Wake up to the plight of one of the earth's most famous inhabitants and play your part in saving a species before it's too late. In honor of our proud partnership with Save The Rhino, we have compiled our Top 10 rhino facts to get you interested, involved and, hopefully, to tell you something about rhinos you didn't already know.
1. Rhinos are misunderstood
Many would say that rhinos have earned themselves quite a fearsome reputation, but in fact, the opposite is true. They are very nervous and jittery creatures that have poor eyesight. Rhinos are incredibly near-sighted and as such, a movement that might not seem like much to us will actually scare the life out of a rhino and that is why they charge, it has nothing to do with their temper.
2. The Javan rhino is one of the rarest large land animals on the planet
Certainly the scarcest of the rhino family, the Javan rhinoceros is a creature so rare that there is an estimated population of around 40 left in the wild. There were originally two populations left; one in Indonesia and one in Vietnam, however, as a result of poaching the population in Vietnam became extinct in 2011. Ujung Kulon National Park, Java, in Indonesia is now the only place they remain.
3. Rhinos have sensitive skin
That's right, despite their armoured hide rhino skin is actually quite vulnerable to sunburn and insect burns. But rhinos are smart. If you ever see a rhino soaked in mud this is why; the mud soothes any irritation of their skin and allows them to carry on as normal.
4. Rhinos share a symbiotic relationship with oxpeckers
Everyone needs someone to watch out for and look after them; no man is an island after all. And it would appear the same applies to rhinos. The irony though is that a rhino's buddy is tiny in comparison. Known commonly as tick birds or the rhino's guard, rhinos share a symbiotic relationship with a bird called an oxpecker. These birds snaffle any insects or ticks that have designs on their rhino pal ensuring no need for a mud bath to soothe that sensitive skin. They are also very handy when danger is afoot, if they sense trouble nearby they alert their rhino by making a terrible racket.
5. Rhino horns are made from Keratin
How much would you pay for fingernails? How about $65,000 a kilo? A rhino horn is the reason they are hunted and yet the substance they are made from, Keratin, is not particularly precious at all. It is a material found in fingernails, hair and animal hooves. But it is believed by many in the East to hold medicinal properties and is used for such purposes. However, it is scientifically proven that this is untrue; there is the same amount of goodness found in a rhino horn as there is in your nails, it is only through ignorance and a perversion of the truth that one is considered more precious than the other.

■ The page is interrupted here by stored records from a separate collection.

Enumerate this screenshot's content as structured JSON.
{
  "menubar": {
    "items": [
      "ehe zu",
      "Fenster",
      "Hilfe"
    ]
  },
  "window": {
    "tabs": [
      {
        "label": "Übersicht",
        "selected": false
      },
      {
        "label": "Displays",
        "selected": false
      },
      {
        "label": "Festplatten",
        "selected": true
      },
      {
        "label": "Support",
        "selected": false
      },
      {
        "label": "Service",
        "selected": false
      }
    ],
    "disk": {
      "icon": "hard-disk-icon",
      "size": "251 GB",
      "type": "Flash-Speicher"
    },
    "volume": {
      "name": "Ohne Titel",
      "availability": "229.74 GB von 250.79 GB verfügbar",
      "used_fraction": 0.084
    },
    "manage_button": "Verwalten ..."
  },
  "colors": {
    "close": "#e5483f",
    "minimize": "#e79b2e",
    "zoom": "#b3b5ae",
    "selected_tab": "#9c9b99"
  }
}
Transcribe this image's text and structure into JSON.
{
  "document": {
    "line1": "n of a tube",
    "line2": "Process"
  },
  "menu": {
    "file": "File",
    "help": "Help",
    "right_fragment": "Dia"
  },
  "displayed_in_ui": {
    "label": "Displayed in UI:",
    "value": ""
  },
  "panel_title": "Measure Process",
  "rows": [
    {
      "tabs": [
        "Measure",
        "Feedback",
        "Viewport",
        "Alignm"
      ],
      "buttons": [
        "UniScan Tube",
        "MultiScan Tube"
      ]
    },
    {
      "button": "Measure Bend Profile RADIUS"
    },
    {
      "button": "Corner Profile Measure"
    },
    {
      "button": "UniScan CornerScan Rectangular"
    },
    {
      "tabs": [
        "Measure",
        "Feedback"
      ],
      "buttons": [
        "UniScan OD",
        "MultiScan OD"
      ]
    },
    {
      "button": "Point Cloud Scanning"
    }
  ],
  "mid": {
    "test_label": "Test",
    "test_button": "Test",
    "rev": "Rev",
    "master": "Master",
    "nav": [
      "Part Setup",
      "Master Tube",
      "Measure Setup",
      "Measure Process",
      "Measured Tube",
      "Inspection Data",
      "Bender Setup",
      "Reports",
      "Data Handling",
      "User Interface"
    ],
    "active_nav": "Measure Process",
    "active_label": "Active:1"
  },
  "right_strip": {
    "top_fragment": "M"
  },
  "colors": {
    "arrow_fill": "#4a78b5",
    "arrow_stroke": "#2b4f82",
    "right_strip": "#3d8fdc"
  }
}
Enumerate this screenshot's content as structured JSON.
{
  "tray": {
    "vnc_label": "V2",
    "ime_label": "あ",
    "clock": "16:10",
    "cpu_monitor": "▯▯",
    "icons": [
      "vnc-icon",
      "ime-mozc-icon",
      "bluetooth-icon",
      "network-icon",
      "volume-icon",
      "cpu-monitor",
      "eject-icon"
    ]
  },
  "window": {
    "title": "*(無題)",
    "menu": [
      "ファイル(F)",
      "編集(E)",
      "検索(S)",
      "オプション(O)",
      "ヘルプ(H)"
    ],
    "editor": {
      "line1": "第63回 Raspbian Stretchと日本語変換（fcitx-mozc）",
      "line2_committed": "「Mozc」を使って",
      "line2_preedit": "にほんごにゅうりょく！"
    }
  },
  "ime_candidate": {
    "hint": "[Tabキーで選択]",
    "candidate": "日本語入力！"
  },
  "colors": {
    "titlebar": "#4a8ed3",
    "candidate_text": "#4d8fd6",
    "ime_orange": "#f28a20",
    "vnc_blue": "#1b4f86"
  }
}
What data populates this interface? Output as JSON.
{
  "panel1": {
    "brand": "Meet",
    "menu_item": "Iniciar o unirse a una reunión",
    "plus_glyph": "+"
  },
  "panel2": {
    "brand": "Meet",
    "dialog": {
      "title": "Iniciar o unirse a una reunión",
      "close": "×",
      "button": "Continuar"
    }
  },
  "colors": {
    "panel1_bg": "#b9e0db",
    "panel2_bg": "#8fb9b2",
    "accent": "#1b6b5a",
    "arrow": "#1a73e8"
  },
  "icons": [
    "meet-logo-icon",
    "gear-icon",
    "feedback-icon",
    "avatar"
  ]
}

6. There are two species of rhino in Africa, the black and white rhino
In spite of being almost the exact same colour, there are two species of rhino in Africa, a black rhino and a white rhino. The main difference between them is that a white rhino's lip is square while a black rhino possesses a pointed hooked lip. Black rhinos are browsers and are slightly smaller, more aggressive and solitary. They are often found in thick vegetation which is possibly the reason why the female will often run in front of her calf to clear a pathway. White rhinos are grazers and it is not uncommon to see 10 or 15 white rhinos together. They are normally found in open areas such as plains and the calf normally runs in front of its mother with the mother using her horn to direct the calf by tapping it on the ear.
7. The world's second largest land mammal
On average the white rhino weighs in at a whopping 4 - 6000 pounds, measures a titanic 12 - 15ft in length and stands at a lofty 6ft. This species of rhino is second only to the elephant in terms of size making it the world's second largest land mammal.
8. Incredible Intelligence has been observed
Through the observation of rhinos in captivity, it has been noted by keepers that rhinos possess considerable intelligence. They acknowledge and answer to their given names and quite appreciate human interaction, especially a nice scratch behind the ear or even a game of fetch. They are also capable of being trained through the use of treats and are highly cooperative when it comes to having a check-up from the vet.
9. Their closest living relatives are horses and tapirs
Despite their appearance and their inclusion in the same group of animals as elephants and hippos, known as Pachyderms, the rhino's closest living relatives are horses and tapirs. Rhinos, tapirs and horses are the only three animals in the world within the genus Perissodactyla or odd-toed ungulates. This is a group reserved for those creatures, hoofed and with an odd number of toes; the rhinos have only three toes on each foot, hence its inclusion.
10. Rhinos have walked the earth for more than 50 million years
Finally, a little fact about both humans and rhinos; homo sapiens have been on earth for an estimated 200,000 years, a relatively short time in the grand scheme of things, while rhinos have walked the earth for more than 50 million years. Somehow I think they were here first. We can stop rhino poaching now and save an ancient and fascinating creature from imminent extinction but we cannot do so without you. We've been proud partners of Save the Rhino since 2013 and share a joint vision that all rhino species will thrive in the wild for future generations.